On March 8, 2013, President Obama met with a small group of invited faith leaders to discuss immigration reform. Dieter F. Uchtdorf, the second councilor to the Mormon prophet, was among those invited. He is a natural choice in that he has been an immigrant three times in his life and the Mormons have made immigration reform one of the few political topics in which they have taken an interest.
As a church, the Mormons are politically neutral. Its members belong to many different parties, both in the United States and worldwide. They do not speak out in support of specific parties, but do periodically become involved in moral issues, particularly those that impact families, a core value to Mormons. On the issue of immigration reform, they have adopted a fairly moderate approach that balances justice and mercy.
In November 2010, the Church endorsed without signing the Utah compact. They had been involved in an advisory capacity in its development—not in drawing up legislation, but only in recommending certain moral principles for the political leaders to consider. The resulting document was a bi-partisan and multi-denominational success that was hailed by the New York Times:
“Not all the political news this year involves the rise of partisan extremism and government by rage. There has been lots of that. But maybe there is a limit, a point when people of good sense and good will band together to say no. As they have just done in Utah.” (See New York Times Editorial Praises the Utah Compact.)
When reporting on its support of the compact, Mormon leaders outlined their stance on sensible immigration reform:
The Church regards the declaration of the Utah Compact as a responsible approach to the urgent challenge of immigration reform. It is consistent with important principles for which we stand:
“We follow Jesus Christ by loving our neighbors. The Savior taught that the meaning of “neighbor” includes all of God’s children, in all places, at all times.
We recognize an ever-present need to strengthen families. Families are meant to be together. Forced separation of working parents from their children weakens families and damages society.
We acknowledge that every nation has the right to enforce its laws and secure its borders. All persons subject to a nation’s laws are accountable for their acts in relation to them.
Public officials should create and administer laws that reflect the best of our aspirations as a just and caring society. Such laws will properly balance love for neighbors, family cohesion, and the observance of just and enforceable laws.” (See Church Supports Principles of Utah Compact on Immigration.)
President Barack Obama invited fourteen faith leaders to the White House to discuss immigration reform. They were a varied group, both religiously and politically. President Uchtdorf said that each leader had an opportunity to share his faith’s beliefs and values on this subject. While the group did not always agree on everything, they did agree on the moral issues at stake in this challenge, and were particularly concerned about protecting families.
As an immigrant, President Uchtdorf took the opportunity to share his own immigration experiences which eventually brought him to the United States of America as a newly called Mormon apostle. He is now a naturalized citizen.
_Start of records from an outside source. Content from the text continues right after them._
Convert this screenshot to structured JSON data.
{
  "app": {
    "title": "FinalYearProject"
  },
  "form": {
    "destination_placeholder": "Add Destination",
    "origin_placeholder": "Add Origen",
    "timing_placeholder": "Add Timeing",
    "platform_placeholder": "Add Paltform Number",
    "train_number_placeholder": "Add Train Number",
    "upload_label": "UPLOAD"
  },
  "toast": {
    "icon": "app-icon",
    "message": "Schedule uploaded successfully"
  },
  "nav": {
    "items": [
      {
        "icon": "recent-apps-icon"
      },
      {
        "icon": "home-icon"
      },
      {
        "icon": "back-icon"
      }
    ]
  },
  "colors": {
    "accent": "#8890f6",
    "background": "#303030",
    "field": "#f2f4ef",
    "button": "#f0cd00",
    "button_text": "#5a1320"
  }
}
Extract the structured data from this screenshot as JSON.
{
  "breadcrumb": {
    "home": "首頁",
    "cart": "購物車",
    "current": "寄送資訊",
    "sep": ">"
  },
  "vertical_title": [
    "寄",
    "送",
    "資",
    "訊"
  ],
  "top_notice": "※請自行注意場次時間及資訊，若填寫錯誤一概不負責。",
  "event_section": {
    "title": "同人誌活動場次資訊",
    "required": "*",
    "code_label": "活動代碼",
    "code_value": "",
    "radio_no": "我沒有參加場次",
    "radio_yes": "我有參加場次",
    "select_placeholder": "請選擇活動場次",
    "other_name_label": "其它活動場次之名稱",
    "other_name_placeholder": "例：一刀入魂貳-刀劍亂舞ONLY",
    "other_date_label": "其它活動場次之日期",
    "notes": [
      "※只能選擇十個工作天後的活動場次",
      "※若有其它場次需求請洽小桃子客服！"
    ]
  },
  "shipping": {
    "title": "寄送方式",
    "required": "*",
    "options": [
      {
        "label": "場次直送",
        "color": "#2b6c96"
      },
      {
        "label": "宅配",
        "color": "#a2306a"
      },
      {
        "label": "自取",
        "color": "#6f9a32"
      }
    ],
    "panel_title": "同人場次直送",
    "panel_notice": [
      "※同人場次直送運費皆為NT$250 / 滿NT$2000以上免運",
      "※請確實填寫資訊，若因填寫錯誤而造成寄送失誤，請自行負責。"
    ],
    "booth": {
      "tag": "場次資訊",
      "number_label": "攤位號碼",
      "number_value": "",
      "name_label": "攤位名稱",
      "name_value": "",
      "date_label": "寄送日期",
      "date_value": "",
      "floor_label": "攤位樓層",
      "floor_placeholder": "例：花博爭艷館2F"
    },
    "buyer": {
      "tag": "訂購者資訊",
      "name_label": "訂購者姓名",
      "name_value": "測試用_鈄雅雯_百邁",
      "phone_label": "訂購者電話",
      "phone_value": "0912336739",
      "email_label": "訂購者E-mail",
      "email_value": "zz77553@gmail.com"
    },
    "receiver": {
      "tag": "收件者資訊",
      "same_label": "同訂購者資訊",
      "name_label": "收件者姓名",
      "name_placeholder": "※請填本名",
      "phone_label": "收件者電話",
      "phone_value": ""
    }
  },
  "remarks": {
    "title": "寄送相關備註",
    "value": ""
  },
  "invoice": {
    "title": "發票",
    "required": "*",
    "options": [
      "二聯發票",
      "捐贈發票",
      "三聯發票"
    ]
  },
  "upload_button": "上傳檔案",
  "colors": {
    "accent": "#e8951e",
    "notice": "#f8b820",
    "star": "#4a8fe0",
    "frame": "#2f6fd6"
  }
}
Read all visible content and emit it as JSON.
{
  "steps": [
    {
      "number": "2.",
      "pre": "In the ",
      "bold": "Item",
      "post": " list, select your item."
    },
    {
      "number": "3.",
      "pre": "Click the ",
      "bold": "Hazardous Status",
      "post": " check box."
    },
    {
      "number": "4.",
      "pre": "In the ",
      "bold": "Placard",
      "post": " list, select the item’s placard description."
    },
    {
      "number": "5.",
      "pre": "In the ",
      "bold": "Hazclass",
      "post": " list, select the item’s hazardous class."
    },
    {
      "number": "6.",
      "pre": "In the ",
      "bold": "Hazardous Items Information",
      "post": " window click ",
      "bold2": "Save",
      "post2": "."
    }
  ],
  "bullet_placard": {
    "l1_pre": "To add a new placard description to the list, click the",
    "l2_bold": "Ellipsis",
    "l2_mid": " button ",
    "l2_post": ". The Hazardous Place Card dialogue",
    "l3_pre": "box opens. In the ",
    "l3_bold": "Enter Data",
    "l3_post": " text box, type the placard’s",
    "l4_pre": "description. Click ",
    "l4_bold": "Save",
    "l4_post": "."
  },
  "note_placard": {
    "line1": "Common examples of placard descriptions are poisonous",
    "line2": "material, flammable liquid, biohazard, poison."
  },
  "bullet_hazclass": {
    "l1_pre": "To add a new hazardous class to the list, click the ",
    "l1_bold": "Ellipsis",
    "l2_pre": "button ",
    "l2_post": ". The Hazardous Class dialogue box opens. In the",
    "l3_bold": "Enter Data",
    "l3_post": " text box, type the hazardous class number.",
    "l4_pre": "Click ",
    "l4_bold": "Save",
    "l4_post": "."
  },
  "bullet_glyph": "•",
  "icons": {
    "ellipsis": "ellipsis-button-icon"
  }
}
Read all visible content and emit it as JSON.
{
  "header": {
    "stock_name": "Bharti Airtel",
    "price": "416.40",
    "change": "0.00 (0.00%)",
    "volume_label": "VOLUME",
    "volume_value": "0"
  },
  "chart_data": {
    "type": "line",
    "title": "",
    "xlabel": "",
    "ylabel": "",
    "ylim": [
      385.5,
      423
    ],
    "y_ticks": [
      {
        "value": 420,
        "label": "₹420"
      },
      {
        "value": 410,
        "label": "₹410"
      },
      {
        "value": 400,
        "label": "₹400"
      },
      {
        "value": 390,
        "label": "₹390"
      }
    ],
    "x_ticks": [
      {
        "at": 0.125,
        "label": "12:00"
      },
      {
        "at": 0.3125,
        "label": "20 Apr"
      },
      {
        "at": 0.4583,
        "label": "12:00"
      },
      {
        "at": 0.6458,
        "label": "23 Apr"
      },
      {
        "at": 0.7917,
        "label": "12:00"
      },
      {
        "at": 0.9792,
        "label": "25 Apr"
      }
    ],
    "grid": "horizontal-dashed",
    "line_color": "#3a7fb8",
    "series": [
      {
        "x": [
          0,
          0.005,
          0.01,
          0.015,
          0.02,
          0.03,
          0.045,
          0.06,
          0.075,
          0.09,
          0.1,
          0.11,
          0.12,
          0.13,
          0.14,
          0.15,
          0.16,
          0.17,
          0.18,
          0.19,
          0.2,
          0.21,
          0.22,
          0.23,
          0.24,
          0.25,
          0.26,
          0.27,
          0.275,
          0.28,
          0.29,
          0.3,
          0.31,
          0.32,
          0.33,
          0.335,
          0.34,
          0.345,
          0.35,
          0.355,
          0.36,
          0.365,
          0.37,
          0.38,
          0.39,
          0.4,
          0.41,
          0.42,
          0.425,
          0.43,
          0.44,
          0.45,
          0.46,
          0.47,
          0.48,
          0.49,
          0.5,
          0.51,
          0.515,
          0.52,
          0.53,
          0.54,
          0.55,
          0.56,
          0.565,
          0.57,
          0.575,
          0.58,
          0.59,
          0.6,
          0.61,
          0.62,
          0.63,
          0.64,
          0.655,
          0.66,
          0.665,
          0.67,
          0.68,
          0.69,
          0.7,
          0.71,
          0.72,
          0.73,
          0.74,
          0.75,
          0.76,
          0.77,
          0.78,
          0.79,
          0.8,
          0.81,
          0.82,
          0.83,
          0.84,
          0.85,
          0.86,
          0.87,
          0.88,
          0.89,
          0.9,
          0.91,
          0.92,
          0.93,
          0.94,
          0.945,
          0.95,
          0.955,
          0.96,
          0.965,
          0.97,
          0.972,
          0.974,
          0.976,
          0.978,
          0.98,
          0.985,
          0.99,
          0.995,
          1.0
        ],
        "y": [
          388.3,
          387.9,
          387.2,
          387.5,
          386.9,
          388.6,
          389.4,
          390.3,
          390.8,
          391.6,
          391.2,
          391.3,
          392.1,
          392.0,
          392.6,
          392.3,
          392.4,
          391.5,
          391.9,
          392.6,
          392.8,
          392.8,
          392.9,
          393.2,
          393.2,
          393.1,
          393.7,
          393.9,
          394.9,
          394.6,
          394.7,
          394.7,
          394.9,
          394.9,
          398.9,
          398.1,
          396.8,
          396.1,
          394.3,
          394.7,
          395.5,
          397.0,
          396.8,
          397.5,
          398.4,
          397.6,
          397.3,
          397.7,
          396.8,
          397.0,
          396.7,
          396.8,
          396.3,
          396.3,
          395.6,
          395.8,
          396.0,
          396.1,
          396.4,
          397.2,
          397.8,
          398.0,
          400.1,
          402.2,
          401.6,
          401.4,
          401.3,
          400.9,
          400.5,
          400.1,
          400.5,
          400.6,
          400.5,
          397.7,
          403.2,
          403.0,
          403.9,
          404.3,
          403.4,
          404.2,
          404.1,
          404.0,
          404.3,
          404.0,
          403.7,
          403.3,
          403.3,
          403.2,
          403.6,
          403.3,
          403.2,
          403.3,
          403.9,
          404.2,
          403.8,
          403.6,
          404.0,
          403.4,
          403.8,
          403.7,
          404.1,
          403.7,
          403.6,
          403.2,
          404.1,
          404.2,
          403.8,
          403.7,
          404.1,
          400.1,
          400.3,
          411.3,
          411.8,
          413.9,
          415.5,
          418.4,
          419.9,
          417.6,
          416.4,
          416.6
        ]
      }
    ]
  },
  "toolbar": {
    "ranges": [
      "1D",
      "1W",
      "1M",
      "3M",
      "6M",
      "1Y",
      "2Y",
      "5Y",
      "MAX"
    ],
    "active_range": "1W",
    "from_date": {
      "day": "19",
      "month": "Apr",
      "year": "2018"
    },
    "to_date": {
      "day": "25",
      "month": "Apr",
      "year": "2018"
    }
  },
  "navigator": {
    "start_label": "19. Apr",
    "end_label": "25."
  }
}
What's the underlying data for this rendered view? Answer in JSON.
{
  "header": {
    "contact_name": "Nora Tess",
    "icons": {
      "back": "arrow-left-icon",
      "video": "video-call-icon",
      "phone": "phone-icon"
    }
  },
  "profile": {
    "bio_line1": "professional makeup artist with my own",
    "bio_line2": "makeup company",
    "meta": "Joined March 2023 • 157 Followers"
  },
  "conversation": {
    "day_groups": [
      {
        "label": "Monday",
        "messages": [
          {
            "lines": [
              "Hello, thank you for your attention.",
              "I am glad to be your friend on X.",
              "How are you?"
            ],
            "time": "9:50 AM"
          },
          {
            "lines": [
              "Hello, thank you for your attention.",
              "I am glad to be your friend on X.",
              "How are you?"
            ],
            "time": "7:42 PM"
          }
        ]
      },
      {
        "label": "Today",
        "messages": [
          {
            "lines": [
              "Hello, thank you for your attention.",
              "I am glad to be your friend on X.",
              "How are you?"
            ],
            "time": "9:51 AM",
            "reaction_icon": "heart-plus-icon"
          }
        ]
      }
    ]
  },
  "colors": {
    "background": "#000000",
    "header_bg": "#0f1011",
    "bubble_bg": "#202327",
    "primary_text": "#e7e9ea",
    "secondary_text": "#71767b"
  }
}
President Uchtdorf was born in the Czech Republic. While his father was a soldier, his parents agreed that if the situation became too dangerous in their Nazi-controlled homeland, his mother was to leave with the family, which she did. They settled in Eastern Germany, but this too became too dangerous. His father was a Soviet dissenter, which caused them to again depart, this time to West Berlin, which was then controlled by Americans. He lived there until immigrating to the United States. President Uchtdorf noted that the legal immigration process he followed was cumbersome and that legal immigration needs to be done in such a way as to allow immigrants dignity and a feeling of safety.
President Uchtdorf suggested personal approval for the idea of treating recent immigrants differently than earlier immigrants, many of whom came thirty or more years ago and were essentially invited and welcomed if they worked in fields. He was pleased with President Obama’s plans for immigration reform.
“He just said in this value process we need to stand together and make sure the United States is still a place where people can come and, once they come, feel not at fear. And do it, of course, in a lawful way. He was talking about his principles and what he said was totally in line with our values.” (See Mormon leader: Obama’s immigration plan matches LDS values.)
For Mormons, immigration reform is an issue of humanitarian concern, not a partisan one. President Uchtdorf said, “”Whether we are Christians or other faith groups, we focus on the human side. Yes, we should obey the law, but we need to take a look at how it impacts individuals and families.” (See President Uchtdorf, faith leaders counsel President Obama on Immigration.)
Terrie Lynn Bittner
The late Terrie Lynn Bittner—beloved wife, mother, grandmother, and friend—was the author of two homeschooling books and numerous articles, including several that appeared in Latter-day Saint magazines. She became a member of the Church at the age of 17 and began sharing her faith online in 1992.